**Exercise**
All of the entries are to be printed exactly as they appear.

*** Block opens ***

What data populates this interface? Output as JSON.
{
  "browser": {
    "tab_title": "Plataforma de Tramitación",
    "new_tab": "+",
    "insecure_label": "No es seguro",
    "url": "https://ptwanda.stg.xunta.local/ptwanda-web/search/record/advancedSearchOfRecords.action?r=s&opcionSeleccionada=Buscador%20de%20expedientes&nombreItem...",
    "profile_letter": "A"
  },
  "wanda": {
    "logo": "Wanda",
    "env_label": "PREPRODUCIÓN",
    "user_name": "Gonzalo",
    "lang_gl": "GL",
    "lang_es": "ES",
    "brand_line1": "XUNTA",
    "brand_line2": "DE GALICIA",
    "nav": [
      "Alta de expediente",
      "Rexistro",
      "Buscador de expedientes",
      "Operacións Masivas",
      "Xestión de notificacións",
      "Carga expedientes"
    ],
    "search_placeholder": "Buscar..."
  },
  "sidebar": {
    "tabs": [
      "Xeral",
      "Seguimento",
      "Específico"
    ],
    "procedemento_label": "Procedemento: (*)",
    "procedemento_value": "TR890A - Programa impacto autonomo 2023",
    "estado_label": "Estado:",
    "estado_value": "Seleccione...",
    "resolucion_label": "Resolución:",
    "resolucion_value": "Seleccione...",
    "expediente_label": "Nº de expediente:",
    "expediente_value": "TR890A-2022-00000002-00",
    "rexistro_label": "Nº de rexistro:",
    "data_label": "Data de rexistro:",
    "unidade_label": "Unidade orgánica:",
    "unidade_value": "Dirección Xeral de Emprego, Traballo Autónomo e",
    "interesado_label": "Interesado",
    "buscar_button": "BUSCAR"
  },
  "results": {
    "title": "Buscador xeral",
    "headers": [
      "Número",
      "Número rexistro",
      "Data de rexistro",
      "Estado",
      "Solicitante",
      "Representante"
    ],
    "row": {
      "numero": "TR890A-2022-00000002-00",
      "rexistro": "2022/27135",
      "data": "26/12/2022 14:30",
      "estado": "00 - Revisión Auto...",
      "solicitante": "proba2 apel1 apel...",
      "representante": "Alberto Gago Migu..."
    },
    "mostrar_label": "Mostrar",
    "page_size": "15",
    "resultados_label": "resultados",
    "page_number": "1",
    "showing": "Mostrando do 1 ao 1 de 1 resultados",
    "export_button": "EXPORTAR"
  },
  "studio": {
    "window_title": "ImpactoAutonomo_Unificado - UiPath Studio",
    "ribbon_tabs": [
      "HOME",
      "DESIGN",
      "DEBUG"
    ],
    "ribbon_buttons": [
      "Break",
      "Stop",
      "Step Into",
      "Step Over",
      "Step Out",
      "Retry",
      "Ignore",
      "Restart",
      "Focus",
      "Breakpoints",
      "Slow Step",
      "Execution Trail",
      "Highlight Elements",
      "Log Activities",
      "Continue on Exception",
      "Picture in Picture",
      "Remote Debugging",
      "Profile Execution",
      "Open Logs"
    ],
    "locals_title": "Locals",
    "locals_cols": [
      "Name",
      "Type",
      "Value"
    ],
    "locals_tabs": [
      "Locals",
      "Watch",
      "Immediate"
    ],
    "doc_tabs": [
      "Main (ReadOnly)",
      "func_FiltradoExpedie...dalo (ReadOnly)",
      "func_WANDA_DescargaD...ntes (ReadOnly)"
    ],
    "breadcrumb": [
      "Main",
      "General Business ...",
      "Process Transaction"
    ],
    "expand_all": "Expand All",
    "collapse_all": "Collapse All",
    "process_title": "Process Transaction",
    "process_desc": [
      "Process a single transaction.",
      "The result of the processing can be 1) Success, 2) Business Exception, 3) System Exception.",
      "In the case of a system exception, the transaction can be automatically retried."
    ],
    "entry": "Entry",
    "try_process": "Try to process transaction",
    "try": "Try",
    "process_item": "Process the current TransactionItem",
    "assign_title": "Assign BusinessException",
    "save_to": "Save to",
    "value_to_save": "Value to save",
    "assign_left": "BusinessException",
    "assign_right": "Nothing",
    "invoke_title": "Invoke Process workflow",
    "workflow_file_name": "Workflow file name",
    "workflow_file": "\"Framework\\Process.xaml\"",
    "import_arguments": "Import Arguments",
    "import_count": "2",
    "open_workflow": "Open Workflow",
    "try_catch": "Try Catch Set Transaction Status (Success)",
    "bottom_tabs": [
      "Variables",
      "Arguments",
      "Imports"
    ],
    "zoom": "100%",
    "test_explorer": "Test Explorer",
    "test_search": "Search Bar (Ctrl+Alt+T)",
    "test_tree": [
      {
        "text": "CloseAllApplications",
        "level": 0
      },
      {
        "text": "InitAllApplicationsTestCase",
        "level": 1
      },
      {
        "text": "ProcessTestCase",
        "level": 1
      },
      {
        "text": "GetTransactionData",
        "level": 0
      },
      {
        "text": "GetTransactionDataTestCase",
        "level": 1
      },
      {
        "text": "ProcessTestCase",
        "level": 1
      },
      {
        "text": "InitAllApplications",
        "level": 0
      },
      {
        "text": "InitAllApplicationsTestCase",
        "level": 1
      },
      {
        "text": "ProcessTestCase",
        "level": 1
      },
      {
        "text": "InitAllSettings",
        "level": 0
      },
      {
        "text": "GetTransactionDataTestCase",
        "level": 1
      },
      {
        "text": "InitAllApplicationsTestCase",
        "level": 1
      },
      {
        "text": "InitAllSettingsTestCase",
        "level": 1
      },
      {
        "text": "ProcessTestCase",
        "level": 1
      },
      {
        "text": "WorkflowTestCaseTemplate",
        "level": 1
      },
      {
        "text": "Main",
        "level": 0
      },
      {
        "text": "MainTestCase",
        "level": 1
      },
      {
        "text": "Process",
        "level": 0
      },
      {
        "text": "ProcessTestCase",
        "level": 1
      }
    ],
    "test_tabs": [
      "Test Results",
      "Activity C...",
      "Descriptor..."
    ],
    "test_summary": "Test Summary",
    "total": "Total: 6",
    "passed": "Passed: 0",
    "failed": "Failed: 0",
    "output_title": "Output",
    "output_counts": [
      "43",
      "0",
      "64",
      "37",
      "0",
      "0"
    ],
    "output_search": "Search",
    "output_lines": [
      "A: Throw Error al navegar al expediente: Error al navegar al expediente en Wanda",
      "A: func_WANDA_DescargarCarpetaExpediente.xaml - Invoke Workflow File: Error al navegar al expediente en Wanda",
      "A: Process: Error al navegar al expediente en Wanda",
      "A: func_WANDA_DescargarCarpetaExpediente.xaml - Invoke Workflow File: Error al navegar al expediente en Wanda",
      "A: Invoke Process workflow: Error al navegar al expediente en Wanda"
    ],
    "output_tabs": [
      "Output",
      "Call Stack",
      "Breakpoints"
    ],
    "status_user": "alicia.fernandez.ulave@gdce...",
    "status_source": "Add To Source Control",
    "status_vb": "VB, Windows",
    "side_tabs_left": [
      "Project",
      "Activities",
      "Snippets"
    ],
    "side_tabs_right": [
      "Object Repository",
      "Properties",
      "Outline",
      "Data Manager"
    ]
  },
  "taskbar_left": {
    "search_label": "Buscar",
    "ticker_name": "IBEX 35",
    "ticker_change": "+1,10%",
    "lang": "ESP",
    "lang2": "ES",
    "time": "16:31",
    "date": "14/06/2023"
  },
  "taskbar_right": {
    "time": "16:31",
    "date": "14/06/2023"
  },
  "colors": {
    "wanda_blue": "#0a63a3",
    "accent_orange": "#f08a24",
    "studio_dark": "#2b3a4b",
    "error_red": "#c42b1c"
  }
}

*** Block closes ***

**Response area**
What data populates this interface? Output as JSON.
{
  "browser": {
    "tab_title": "Plataforma de Tramitación",
    "new_tab": "+",
    "insecure_label": "No es seguro",
    "url": "https://ptwanda.stg.xunta.local/ptwanda-web/search/record/advancedSearchOfRecords.action?r=s&opcionSeleccionada=Buscador%20de%20expedientes&nombreItem...",
    "profile_letter": "A"
  },
  "wanda": {
    "logo": "Wanda",
    "env_label": "PREPRODUCIÓN",
    "user_name": "Gonzalo",
    "lang_gl": "GL",
    "lang_es": "ES",
    "brand_line1": "XUNTA",
    "brand_line2": "DE GALICIA",
    "nav": [
      "Alta de expediente",
      "Rexistro",
      "Buscador de expedientes",
      "Operacións Masivas",
      "Xestión de notificacións",
      "Carga expedientes"
    ],
    "search_placeholder": "Buscar..."
  },
  "sidebar": {
    "tabs": [
      "Xeral",
      "Seguimento",
      "Específico"
    ],
    "procedemento_label": "Procedemento: (*)",
    "procedemento_value": "TR890A - Programa impacto autonomo 2023",
    "estado_label": "Estado:",
    "estado_value": "Seleccione...",
    "resolucion_label": "Resolución:",
    "resolucion_value": "Seleccione...",
    "expediente_label": "Nº de expediente:",
    "expediente_value": "TR890A-2022-00000002-00",
    "rexistro_label": "Nº de rexistro:",
    "data_label": "Data de rexistro:",
    "unidade_label": "Unidade orgánica:",
    "unidade_value": "Dirección Xeral de Emprego, Traballo Autónomo e",
    "interesado_label": "Interesado",
    "buscar_button": "BUSCAR"
  },
  "results": {
    "title": "Buscador xeral",
    "headers": [
      "Número",
      "Número rexistro",
      "Data de rexistro",
      "Estado",
      "Solicitante",
      "Representante"
    ],
    "row": {
      "numero": "TR890A-2022-00000002-00",
      "rexistro": "2022/27135",
      "data": "26/12/2022 14:30",
      "estado": "00 - Revisión Auto...",
      "solicitante": "proba2 apel1 apel...",
      "representante": "Alberto Gago Migu..."
    },
    "mostrar_label": "Mostrar",
    "page_size": "15",
    "resultados_label": "resultados",
    "page_number": "1",
    "showing": "Mostrando do 1 ao 1 de 1 resultados",
    "export_button": "EXPORTAR"
  },
  "studio": {
    "window_title": "ImpactoAutonomo_Unificado - UiPath Studio",
    "ribbon_tabs": [
      "HOME",
      "DESIGN",
      "DEBUG"
    ],
    "ribbon_buttons": [
      "Break",
      "Stop",
      "Step Into",
      "Step Over",
      "Step Out",
      "Retry",
      "Ignore",
      "Restart",
      "Focus",
      "Breakpoints",
      "Slow Step",
      "Execution Trail",
      "Highlight Elements",
      "Log Activities",
      "Continue on Exception",
      "Picture in Picture",
      "Remote Debugging",
      "Profile Execution",
      "Open Logs"
    ],
    "locals_title": "Locals",
    "locals_cols": [
      "Name",
      "Type",
      "Value"
    ],
    "locals_tabs": [
      "Locals",
      "Watch",
      "Immediate"
    ],
    "doc_tabs": [
      "Main (ReadOnly)",
      "func_FiltradoExpedie...dalo (ReadOnly)",
      "func_WANDA_DescargaD...ntes (ReadOnly)"
    ],
    "breadcrumb": [
      "Main",
      "General Business ...",
      "Process Transaction"
    ],
    "expand_all": "Expand All",
    "collapse_all": "Collapse All",
    "process_title": "Process Transaction",
    "process_desc": [
      "Process a single transaction.",
      "The result of the processing can be 1) Success, 2) Business Exception, 3) System Exception.",
      "In the case of a system exception, the transaction can be automatically retried."
    ],
    "entry": "Entry",
    "try_process": "Try to process transaction",
    "try": "Try",
    "process_item": "Process the current TransactionItem",
    "assign_title": "Assign BusinessException",
    "save_to": "Save to",
    "value_to_save": "Value to save",
    "assign_left": "BusinessException",
    "assign_right": "Nothing",
    "invoke_title": "Invoke Process workflow",
    "workflow_file_name": "Workflow file name",
    "workflow_file": "\"Framework\\Process.xaml\"",
    "import_arguments": "Import Arguments",
    "import_count": "2",
    "open_workflow": "Open Workflow",
    "try_catch": "Try Catch Set Transaction Status (Success)",
    "bottom_tabs": [
      "Variables",
      "Arguments",
      "Imports"
    ],
    "zoom": "100%",
    "test_explorer": "Test Explorer",
    "test_search": "Search Bar (Ctrl+Alt+T)",
    "test_tree": [
      {
        "text": "CloseAllApplications",
        "level": 0
      },
      {
        "text": "InitAllApplicationsTestCase",
        "level": 1
      },
      {
        "text": "ProcessTestCase",
        "level": 1
      },
      {
        "text": "GetTransactionData",
        "level": 0
      },
      {
        "text": "GetTransactionDataTestCase",
        "level": 1
      },
      {
        "text": "ProcessTestCase",
        "level": 1
      },
      {
        "text": "InitAllApplications",
        "level": 0
      },
      {
        "text": "InitAllApplicationsTestCase",
        "level": 1
      },
      {
        "text": "ProcessTestCase",
        "level": 1
      },
      {
        "text": "InitAllSettings",
        "level": 0
      },
      {
        "text": "GetTransactionDataTestCase",
        "level": 1
      },
      {
        "text": "InitAllApplicationsTestCase",
        "level": 1
      },
      {
        "text": "InitAllSettingsTestCase",
        "level": 1
      },
      {
        "text": "ProcessTestCase",
        "level": 1
      },
      {
        "text": "WorkflowTestCaseTemplate",
        "level": 1
      },
      {
        "text": "Main",
        "level": 0
      },
      {
        "text": "MainTestCase",
        "level": 1
      },
      {
        "text": "Process",
        "level": 0
      },
      {
        "text": "ProcessTestCase",
        "level": 1
      }
    ],
    "test_tabs": [
      "Test Results",
      "Activity C...",
      "Descriptor..."
    ],
    "test_summary": "Test Summary",
    "total": "Total: 6",
    "passed": "Passed: 0",
    "failed": "Failed: 0",
    "output_title": "Output",
    "output_counts": [
      "43",
      "0",
      "64",
      "37",
      "0",
      "0"
    ],
    "output_search": "Search",
    "output_lines": [
      "A: Throw Error al navegar al expediente: Error al navegar al expediente en Wanda",
      "A: func_WANDA_DescargarCarpetaExpediente.xaml - Invoke Workflow File: Error al navegar al expediente en Wanda",
      "A: Process: Error al navegar al expediente en Wanda",
      "A: func_WANDA_DescargarCarpetaExpediente.xaml - Invoke Workflow File: Error al navegar al expediente en Wanda",
      "A: Invoke Process workflow: Error al navegar al expediente en Wanda"
    ],
    "output_tabs": [
      "Output",
      "Call Stack",
      "Breakpoints"
    ],
    "status_user": "alicia.fernandez.ulave@gdce...",
    "status_source": "Add To Source Control",
    "status_vb": "VB, Windows",
    "side_tabs_left": [
      "Project",
      "Activities",
      "Snippets"
    ],
    "side_tabs_right": [
      "Object Repository",
      "Properties",
      "Outline",
      "Data Manager"
    ]
  },
  "taskbar_left": {
    "search_label": "Buscar",
    "ticker_name": "IBEX 35",
    "ticker_change": "+1,10%",
    "lang": "ESP",
    "lang2": "ES",
    "time": "16:31",
    "date": "14/06/2023"
  },
  "taskbar_right": {
    "time": "16:31",
    "date": "14/06/2023"
  },
  "colors": {
    "wanda_blue": "#0a63a3",
    "accent_orange": "#f08a24",
    "studio_dark": "#2b3a4b",
    "error_red": "#c42b1c"
  }
}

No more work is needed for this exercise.